(Prompt):
Copy every line of the following data that includes the string "JSON".

(Data extracts):
[Start of Attachment]

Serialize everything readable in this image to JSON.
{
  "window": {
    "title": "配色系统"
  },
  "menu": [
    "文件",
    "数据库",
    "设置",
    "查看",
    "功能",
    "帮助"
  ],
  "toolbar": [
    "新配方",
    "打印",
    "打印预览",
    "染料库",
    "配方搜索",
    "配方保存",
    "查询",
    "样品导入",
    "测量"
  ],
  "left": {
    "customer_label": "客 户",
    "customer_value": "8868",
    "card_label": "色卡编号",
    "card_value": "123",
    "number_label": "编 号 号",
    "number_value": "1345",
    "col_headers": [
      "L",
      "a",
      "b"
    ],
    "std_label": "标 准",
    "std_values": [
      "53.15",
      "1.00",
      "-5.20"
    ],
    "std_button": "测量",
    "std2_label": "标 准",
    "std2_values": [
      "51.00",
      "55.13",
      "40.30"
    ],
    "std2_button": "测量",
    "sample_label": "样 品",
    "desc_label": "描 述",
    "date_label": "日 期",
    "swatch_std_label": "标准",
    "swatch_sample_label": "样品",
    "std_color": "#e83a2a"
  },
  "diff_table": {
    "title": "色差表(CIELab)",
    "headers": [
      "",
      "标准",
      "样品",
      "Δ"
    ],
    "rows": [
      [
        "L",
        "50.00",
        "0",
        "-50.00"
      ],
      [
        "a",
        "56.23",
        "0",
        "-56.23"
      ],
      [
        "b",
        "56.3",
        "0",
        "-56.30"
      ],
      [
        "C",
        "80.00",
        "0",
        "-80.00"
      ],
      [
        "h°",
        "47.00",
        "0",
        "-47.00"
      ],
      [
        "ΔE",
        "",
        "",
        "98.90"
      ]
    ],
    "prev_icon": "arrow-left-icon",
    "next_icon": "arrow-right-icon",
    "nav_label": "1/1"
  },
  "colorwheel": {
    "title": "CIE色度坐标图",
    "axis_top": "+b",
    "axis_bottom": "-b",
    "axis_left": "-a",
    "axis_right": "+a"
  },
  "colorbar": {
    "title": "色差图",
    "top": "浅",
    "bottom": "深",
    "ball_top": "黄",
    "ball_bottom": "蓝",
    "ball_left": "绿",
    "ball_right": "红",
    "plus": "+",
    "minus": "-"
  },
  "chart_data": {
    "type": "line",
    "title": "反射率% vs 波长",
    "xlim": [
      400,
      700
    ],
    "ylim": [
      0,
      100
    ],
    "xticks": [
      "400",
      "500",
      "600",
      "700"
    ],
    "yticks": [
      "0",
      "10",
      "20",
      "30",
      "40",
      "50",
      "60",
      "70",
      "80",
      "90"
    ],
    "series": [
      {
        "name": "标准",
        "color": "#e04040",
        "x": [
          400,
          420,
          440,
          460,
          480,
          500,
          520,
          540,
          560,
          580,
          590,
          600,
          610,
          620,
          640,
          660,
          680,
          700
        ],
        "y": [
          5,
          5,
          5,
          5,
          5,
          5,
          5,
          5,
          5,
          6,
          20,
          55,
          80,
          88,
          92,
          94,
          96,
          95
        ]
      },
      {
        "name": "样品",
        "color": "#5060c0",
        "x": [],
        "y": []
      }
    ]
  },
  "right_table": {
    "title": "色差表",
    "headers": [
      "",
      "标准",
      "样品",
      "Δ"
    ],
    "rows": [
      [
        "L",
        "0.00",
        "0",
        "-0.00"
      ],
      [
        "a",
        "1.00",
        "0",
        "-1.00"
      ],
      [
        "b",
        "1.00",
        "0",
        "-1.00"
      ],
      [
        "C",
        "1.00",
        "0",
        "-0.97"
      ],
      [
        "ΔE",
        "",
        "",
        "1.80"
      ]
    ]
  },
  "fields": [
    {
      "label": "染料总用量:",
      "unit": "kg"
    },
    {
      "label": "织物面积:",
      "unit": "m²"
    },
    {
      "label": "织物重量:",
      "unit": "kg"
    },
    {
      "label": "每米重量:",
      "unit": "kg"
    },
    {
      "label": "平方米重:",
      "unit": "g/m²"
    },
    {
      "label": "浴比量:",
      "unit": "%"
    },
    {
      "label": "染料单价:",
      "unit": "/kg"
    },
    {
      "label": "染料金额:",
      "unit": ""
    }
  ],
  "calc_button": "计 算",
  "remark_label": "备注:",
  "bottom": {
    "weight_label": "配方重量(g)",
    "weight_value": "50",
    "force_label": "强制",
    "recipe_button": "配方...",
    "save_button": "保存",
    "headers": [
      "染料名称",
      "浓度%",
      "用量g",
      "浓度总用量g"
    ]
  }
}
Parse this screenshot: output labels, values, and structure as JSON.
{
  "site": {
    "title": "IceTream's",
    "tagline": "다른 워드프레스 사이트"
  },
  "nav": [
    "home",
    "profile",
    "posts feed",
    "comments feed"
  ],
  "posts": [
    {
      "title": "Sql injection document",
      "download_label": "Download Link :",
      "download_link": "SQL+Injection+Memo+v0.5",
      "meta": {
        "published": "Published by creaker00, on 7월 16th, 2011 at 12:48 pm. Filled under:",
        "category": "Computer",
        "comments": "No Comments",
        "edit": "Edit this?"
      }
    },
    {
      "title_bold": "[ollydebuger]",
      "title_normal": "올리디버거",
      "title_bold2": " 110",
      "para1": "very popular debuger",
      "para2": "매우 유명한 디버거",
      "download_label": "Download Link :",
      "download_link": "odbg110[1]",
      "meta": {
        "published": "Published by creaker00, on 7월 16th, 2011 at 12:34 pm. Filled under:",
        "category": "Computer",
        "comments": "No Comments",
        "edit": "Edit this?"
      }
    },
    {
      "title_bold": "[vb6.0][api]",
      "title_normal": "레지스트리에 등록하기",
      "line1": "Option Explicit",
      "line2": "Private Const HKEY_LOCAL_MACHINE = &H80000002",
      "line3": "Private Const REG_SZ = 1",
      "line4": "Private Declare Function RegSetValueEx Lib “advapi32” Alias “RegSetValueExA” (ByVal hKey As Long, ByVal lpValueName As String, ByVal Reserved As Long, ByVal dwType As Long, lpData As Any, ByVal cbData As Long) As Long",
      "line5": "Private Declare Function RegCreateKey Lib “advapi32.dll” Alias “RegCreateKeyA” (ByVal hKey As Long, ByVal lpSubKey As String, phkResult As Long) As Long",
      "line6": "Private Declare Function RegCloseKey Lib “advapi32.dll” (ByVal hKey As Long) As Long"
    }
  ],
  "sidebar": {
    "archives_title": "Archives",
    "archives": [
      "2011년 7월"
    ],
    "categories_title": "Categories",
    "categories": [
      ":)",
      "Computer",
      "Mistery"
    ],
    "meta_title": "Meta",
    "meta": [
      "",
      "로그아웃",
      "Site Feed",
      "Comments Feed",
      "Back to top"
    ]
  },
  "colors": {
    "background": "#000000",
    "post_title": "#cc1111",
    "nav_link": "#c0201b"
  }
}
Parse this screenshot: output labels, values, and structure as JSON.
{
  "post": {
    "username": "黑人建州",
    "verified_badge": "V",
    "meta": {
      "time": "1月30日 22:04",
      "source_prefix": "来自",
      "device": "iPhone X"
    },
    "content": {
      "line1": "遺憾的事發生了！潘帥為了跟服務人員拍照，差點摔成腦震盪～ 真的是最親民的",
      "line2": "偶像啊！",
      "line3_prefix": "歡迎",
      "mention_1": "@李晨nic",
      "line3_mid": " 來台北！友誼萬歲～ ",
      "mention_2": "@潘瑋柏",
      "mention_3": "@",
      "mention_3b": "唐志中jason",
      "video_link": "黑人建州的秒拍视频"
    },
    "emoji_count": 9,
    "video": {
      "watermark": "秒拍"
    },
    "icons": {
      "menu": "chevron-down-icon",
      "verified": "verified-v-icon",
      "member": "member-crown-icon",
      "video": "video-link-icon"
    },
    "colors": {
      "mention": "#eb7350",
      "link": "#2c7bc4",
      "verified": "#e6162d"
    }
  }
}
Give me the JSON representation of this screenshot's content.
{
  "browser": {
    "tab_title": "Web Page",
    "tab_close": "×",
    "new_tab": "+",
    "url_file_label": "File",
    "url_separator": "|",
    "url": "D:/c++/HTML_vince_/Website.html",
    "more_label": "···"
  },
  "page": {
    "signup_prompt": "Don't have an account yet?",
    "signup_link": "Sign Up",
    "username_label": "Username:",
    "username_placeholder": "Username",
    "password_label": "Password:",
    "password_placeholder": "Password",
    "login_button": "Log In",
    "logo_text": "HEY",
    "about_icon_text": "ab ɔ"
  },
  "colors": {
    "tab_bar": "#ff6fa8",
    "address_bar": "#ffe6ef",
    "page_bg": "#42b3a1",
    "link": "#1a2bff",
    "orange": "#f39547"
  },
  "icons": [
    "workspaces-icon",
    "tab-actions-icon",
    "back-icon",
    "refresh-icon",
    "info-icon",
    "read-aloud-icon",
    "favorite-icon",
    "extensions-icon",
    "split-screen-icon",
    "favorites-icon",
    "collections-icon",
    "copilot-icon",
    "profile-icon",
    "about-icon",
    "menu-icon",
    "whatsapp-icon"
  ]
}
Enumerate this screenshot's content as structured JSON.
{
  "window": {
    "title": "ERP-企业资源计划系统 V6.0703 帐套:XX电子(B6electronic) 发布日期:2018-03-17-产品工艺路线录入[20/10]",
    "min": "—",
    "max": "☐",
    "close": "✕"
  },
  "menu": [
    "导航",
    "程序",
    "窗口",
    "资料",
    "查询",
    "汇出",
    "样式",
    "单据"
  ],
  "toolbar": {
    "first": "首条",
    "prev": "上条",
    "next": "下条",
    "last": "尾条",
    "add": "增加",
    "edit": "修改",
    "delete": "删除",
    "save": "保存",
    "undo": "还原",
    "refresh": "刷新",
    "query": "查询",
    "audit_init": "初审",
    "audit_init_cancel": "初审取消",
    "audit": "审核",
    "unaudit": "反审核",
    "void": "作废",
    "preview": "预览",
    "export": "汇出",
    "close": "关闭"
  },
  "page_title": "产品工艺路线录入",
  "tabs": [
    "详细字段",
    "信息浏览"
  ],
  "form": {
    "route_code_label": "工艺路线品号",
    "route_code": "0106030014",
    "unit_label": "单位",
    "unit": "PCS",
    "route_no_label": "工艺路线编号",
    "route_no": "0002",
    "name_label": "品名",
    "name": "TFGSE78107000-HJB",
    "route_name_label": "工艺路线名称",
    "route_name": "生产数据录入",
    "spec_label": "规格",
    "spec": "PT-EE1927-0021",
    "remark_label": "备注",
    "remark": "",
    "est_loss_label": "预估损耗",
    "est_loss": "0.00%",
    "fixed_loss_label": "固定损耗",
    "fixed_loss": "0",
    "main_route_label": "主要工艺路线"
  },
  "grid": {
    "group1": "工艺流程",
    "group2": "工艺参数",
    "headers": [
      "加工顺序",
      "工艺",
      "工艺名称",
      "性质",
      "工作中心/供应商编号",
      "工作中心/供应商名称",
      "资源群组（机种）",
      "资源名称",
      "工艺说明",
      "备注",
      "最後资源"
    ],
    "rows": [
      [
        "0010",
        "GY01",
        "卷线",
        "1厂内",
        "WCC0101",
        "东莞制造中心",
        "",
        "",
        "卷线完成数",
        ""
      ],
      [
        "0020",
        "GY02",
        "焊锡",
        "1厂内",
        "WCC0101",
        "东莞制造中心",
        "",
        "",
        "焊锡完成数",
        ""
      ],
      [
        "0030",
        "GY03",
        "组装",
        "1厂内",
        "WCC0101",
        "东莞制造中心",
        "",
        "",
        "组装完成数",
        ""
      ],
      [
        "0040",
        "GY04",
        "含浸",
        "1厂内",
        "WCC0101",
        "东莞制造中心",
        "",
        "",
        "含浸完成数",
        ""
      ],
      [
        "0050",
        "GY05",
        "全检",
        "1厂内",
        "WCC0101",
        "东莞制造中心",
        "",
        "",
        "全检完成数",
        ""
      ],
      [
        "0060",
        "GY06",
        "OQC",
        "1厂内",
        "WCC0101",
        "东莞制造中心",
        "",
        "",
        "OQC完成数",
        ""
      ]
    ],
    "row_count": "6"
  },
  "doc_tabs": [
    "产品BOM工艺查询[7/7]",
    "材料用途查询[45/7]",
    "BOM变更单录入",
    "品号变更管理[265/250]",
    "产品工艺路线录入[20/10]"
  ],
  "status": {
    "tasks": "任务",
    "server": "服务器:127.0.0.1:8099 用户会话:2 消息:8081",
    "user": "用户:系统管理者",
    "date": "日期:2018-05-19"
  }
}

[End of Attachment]

(Exercise response):
Serialize everything readable in this image to JSON.
Parse this screenshot: output labels, values, and structure as JSON.
Parse this screenshot: output labels, values, and structure as JSON.
Give me the JSON representation of this screenshot's content.
Enumerate this screenshot's content as structured JSON.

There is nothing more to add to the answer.